» THE TASK
Among the records below, find each line that includes the string "Passwort" and copy it.

____ SUPPLIED DATA

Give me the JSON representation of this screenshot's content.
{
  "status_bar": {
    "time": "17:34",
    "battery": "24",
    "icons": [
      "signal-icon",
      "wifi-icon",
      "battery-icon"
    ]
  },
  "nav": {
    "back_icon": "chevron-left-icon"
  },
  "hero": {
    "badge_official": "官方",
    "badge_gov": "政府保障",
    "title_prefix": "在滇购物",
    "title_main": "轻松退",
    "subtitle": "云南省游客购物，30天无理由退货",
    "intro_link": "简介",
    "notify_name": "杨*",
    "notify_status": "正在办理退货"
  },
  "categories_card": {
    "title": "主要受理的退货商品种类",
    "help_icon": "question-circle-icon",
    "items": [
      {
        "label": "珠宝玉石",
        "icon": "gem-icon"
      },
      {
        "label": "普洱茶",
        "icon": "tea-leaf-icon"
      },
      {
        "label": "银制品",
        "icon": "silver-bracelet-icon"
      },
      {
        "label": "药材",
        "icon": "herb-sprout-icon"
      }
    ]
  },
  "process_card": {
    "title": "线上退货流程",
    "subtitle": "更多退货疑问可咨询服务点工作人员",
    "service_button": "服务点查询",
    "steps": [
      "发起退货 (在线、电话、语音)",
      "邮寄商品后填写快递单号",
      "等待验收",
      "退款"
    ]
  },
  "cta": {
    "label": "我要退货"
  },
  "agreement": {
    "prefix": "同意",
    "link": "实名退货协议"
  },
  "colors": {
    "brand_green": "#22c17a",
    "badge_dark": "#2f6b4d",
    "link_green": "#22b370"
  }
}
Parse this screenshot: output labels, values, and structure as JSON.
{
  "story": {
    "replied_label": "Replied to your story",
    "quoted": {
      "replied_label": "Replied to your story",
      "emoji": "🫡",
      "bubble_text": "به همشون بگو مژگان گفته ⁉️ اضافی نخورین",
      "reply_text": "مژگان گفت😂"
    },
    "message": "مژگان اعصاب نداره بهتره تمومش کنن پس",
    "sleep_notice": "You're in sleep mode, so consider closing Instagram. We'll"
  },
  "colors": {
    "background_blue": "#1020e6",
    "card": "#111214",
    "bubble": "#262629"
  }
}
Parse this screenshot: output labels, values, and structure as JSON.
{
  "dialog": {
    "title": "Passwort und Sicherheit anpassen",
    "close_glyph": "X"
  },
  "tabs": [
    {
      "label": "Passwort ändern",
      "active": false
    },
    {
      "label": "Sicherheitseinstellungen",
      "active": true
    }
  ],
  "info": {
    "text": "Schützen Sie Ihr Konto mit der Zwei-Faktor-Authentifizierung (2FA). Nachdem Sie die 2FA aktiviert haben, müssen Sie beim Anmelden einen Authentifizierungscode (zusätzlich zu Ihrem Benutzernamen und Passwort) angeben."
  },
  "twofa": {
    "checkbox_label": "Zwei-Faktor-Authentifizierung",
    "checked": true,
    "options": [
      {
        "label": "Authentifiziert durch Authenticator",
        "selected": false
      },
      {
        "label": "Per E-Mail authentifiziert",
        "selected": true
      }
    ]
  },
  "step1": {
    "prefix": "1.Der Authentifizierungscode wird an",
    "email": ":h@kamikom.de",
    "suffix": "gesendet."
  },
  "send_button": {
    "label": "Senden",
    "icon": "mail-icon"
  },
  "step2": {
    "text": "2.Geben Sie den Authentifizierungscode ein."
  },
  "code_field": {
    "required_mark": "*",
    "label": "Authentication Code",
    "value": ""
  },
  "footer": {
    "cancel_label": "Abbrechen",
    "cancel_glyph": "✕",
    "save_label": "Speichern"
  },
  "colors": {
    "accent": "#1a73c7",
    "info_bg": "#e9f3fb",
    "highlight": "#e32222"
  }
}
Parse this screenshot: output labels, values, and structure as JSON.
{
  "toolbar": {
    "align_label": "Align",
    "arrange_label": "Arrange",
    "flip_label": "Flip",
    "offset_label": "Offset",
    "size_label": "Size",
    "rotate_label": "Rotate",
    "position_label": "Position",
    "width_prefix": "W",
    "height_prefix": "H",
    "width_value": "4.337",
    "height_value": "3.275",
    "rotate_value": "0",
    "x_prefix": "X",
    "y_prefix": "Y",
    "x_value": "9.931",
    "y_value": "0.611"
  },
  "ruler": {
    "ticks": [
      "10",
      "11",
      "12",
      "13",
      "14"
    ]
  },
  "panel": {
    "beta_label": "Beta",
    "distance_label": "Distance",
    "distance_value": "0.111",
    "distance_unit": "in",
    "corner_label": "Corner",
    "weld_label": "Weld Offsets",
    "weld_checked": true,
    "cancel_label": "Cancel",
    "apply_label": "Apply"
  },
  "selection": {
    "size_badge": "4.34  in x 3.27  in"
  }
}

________

» SOLUTION
    "title": "Passwort und Sicherheit anpassen",
      "label": "Passwort ändern",
    "text": "Schützen Sie Ihr Konto mit der Zwei-Faktor-Authentifizierung (2FA). Nachdem Sie die 2FA aktiviert haben, müssen Sie beim Anmelden einen Authentifizierungscode (zusätzlich zu Ihrem Benutzernamen und Passwort) angeben."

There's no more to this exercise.